Print every entry below again exactly as written, skipping the pictures.

>>>

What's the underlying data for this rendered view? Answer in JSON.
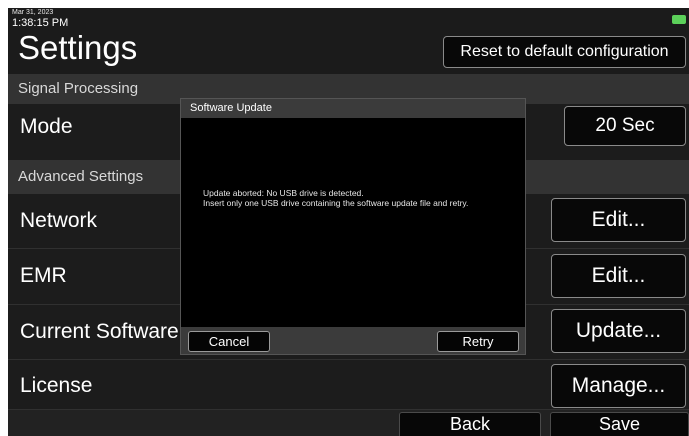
{
  "status_bar": {
    "date": "Mar 31, 2023",
    "time": "1:38:15 PM",
    "battery_color": "#5cd05a"
  },
  "header": {
    "title": "Settings",
    "reset_label": "Reset to default configuration"
  },
  "sections": {
    "signal_processing": "Signal Processing",
    "advanced_settings": "Advanced Settings"
  },
  "rows": {
    "mode": {
      "label": "Mode",
      "button": "20 Sec"
    },
    "network": {
      "label": "Network",
      "button": "Edit..."
    },
    "emr": {
      "label": "EMR",
      "button": "Edit..."
    },
    "current_software": {
      "label": "Current Software",
      "button": "Update..."
    },
    "license": {
      "label": "License",
      "button": "Manage..."
    }
  },
  "footer": {
    "back_label": "Back",
    "save_label": "Save"
  },
  "dialog": {
    "title": "Software Update",
    "message_line1": "Update aborted: No USB drive is detected.",
    "message_line2": "Insert only one USB drive containing the software update file and retry.",
    "cancel_label": "Cancel",
    "retry_label": "Retry"
  }
}
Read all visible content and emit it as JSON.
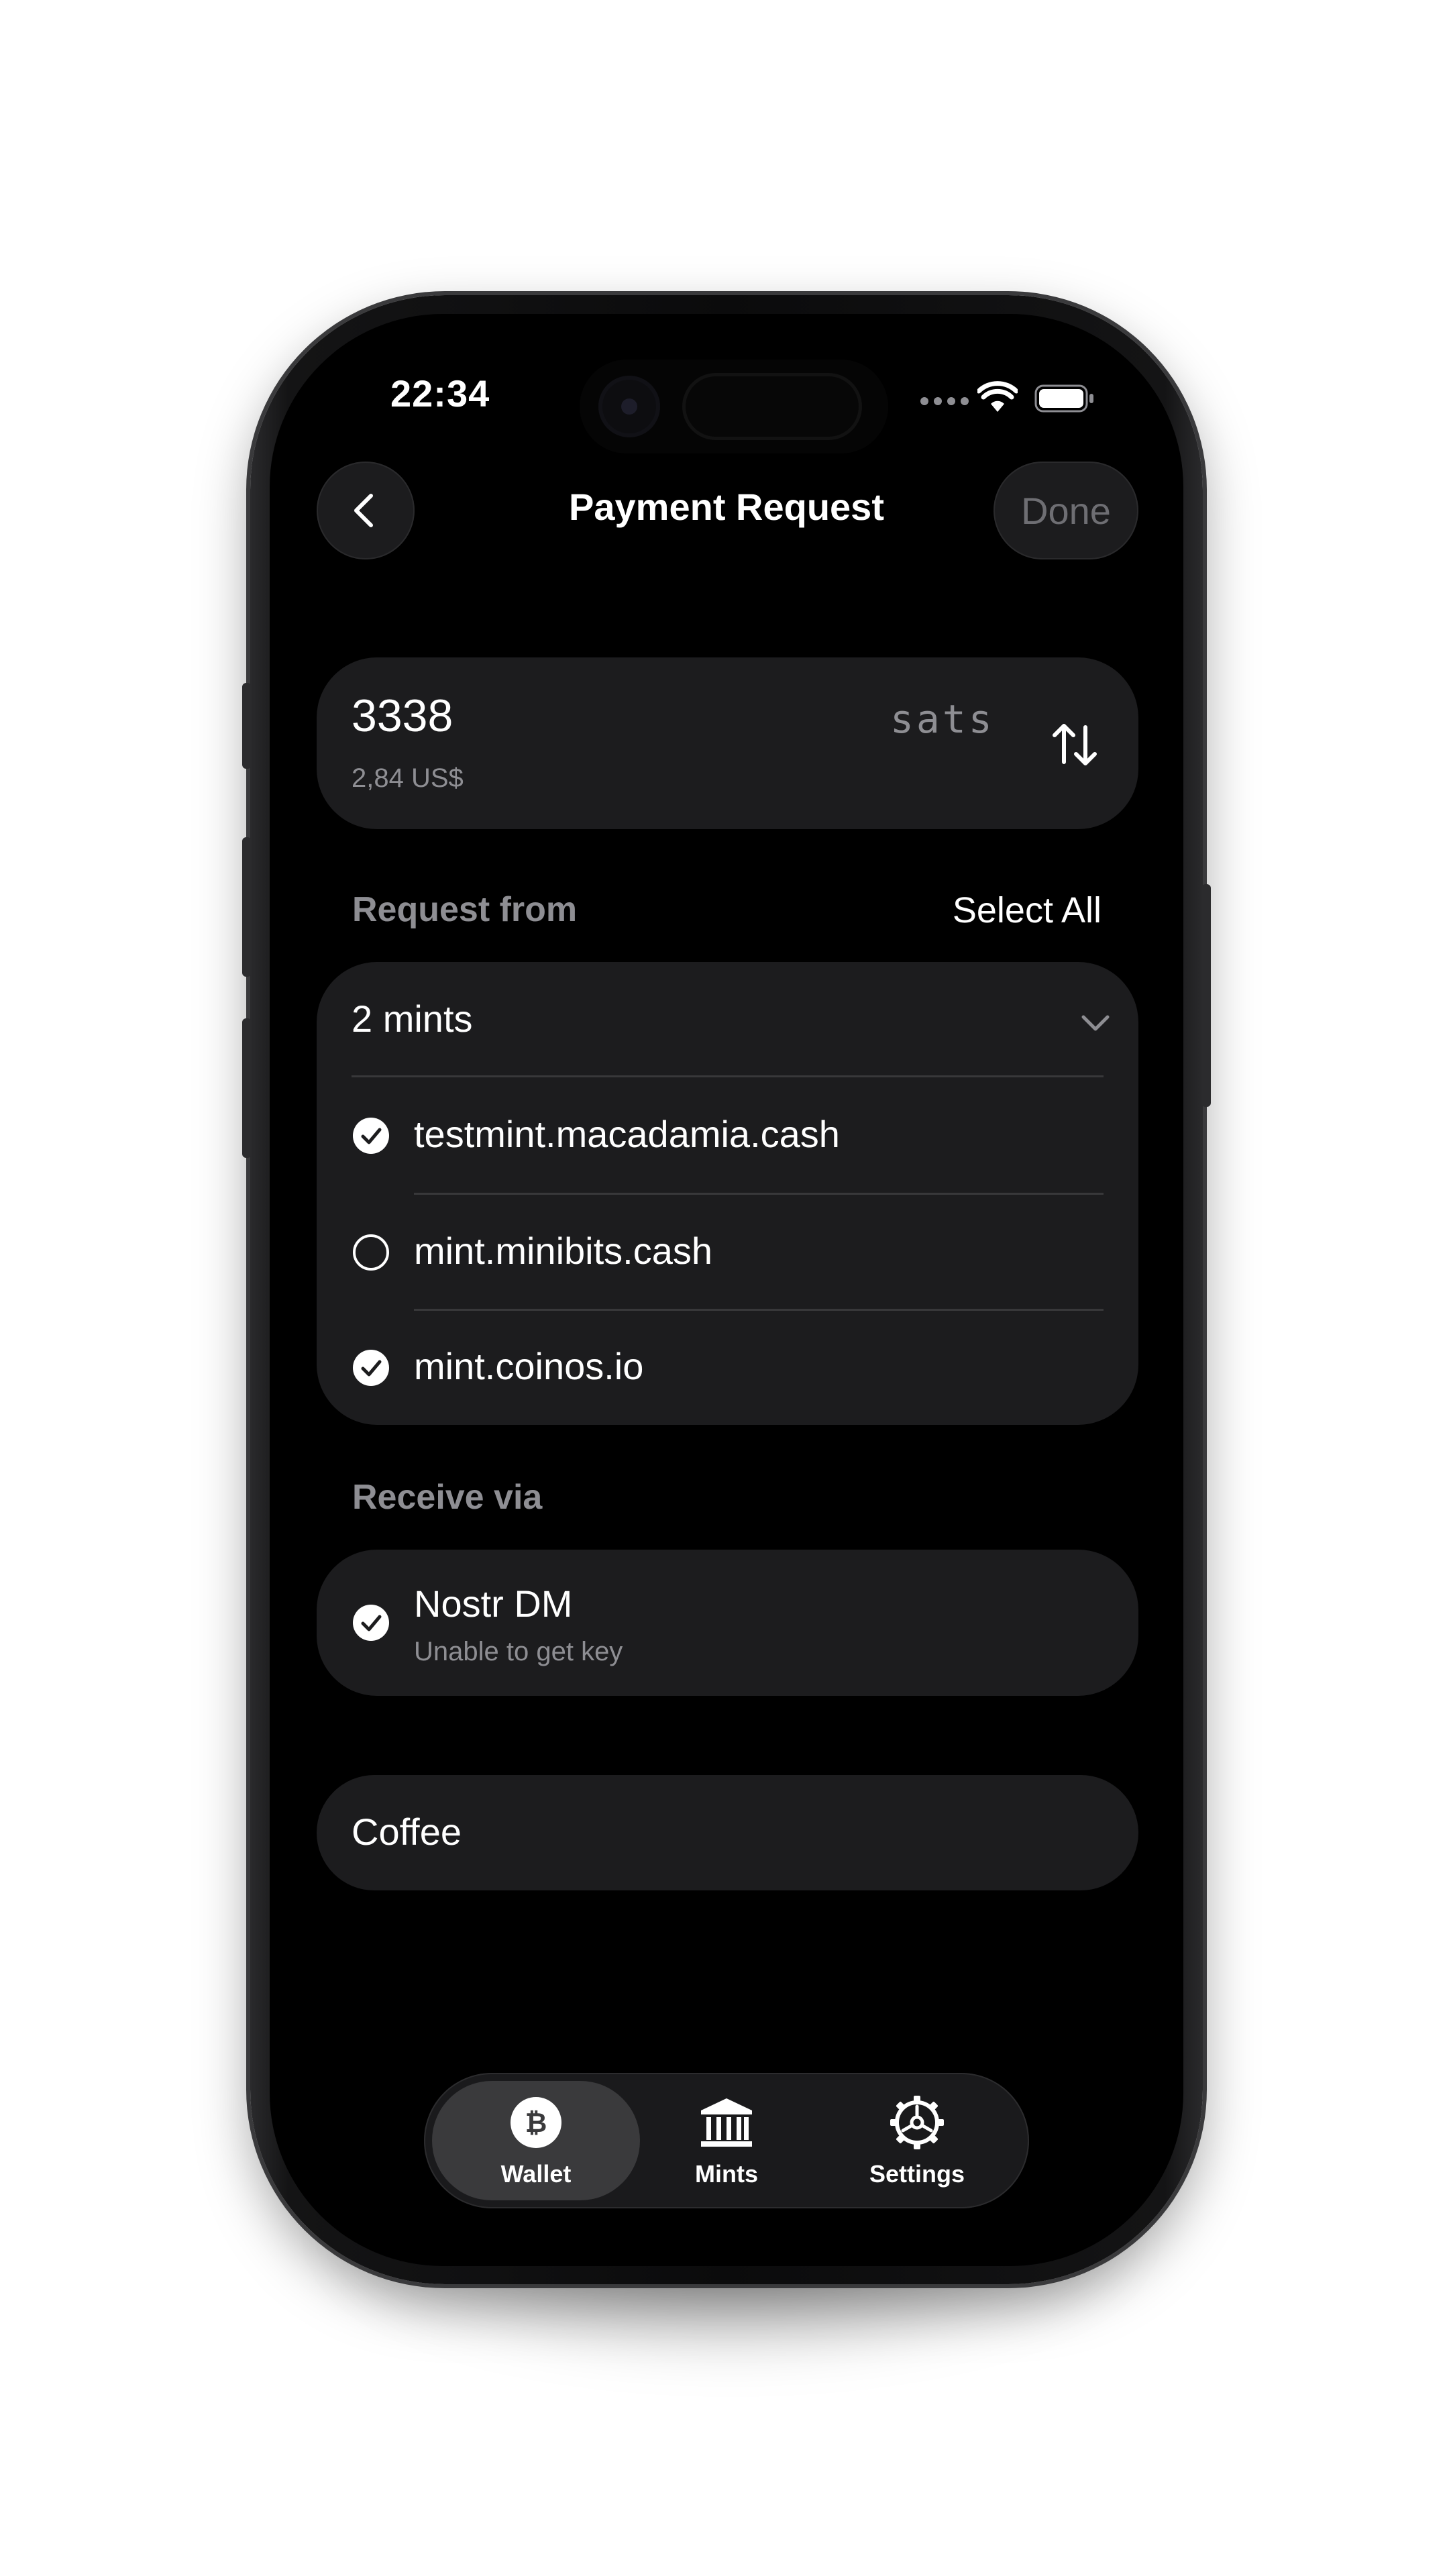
{
  "status_bar": {
    "time": "22:34"
  },
  "nav": {
    "title": "Payment Request",
    "done_label": "Done"
  },
  "amount": {
    "value": "3338",
    "unit": "sats",
    "fiat": "2,84 US$"
  },
  "request_from": {
    "label": "Request from",
    "select_all_label": "Select All",
    "summary": "2 mints",
    "mints": [
      {
        "name": "testmint.macadamia.cash",
        "selected": true
      },
      {
        "name": "mint.minibits.cash",
        "selected": false
      },
      {
        "name": "mint.coinos.io",
        "selected": true
      }
    ]
  },
  "receive_via": {
    "label": "Receive via",
    "method": "Nostr DM",
    "method_status": "Unable to get key",
    "selected": true
  },
  "memo": {
    "value": "Coffee"
  },
  "tabbar": {
    "tabs": [
      {
        "label": "Wallet",
        "icon": "bitcoin-icon",
        "active": true
      },
      {
        "label": "Mints",
        "icon": "bank-icon",
        "active": false
      },
      {
        "label": "Settings",
        "icon": "gear-icon",
        "active": false
      }
    ]
  },
  "colors": {
    "background": "#000000",
    "card": "#1c1c1e",
    "secondary_text": "#8e8e93",
    "active_tab": "#3a3a3c"
  }
}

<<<

→ TASK SOLUTION
What's the underlying data for this rendered view? Answer in JSON.
{
  "status_bar": {
    "date": "Mar 31, 2023",
    "time": "1:38:15 PM",
    "battery_color": "#5cd05a"
  },
  "header": {
    "title": "Settings",
    "reset_label": "Reset to default configuration"
  },
  "sections": {
    "signal_processing": "Signal Processing",
    "advanced_settings": "Advanced Settings"
  },
  "rows": {
    "mode": {
      "label": "Mode",
      "button": "20 Sec"
    },
    "network": {
      "label": "Network",
      "button": "Edit..."
    },
    "emr": {
      "label": "EMR",
      "button": "Edit..."
    },
    "current_software": {
      "label": "Current Software",
      "button": "Update..."
    },
    "license": {
      "label": "License",
      "button": "Manage..."
    }
  },
  "footer": {
    "back_label": "Back",
    "save_label": "Save"
  },
  "dialog": {
    "title": "Software Update",
    "message_line1": "Update aborted: No USB drive is detected.",
    "message_line2": "Insert only one USB drive containing the software update file and retry.",
    "cancel_label": "Cancel",
    "retry_label": "Retry"
  }
}
Read all visible content and emit it as JSON.
{
  "status_bar": {
    "time": "22:34"
  },
  "nav": {
    "title": "Payment Request",
    "done_label": "Done"
  },
  "amount": {
    "value": "3338",
    "unit": "sats",
    "fiat": "2,84 US$"
  },
  "request_from": {
    "label": "Request from",
    "select_all_label": "Select All",
    "summary": "2 mints",
    "mints": [
      {
        "name": "testmint.macadamia.cash",
        "selected": true
      },
      {
        "name": "mint.minibits.cash",
        "selected": false
      },
      {
        "name": "mint.coinos.io",
        "selected": true
      }
    ]
  },
  "receive_via": {
    "label": "Receive via",
    "method": "Nostr DM",
    "method_status": "Unable to get key",
    "selected": true
  },
  "memo": {
    "value": "Coffee"
  },
  "tabbar": {
    "tabs": [
      {
        "label": "Wallet",
        "icon": "bitcoin-icon",
        "active": true
      },
      {
        "label": "Mints",
        "icon": "bank-icon",
        "active": false
      },
      {
        "label": "Settings",
        "icon": "gear-icon",
        "active": false
      }
    ]
  },
  "colors": {
    "background": "#000000",
    "card": "#1c1c1e",
    "secondary_text": "#8e8e93",
    "active_tab": "#3a3a3c"
  }
}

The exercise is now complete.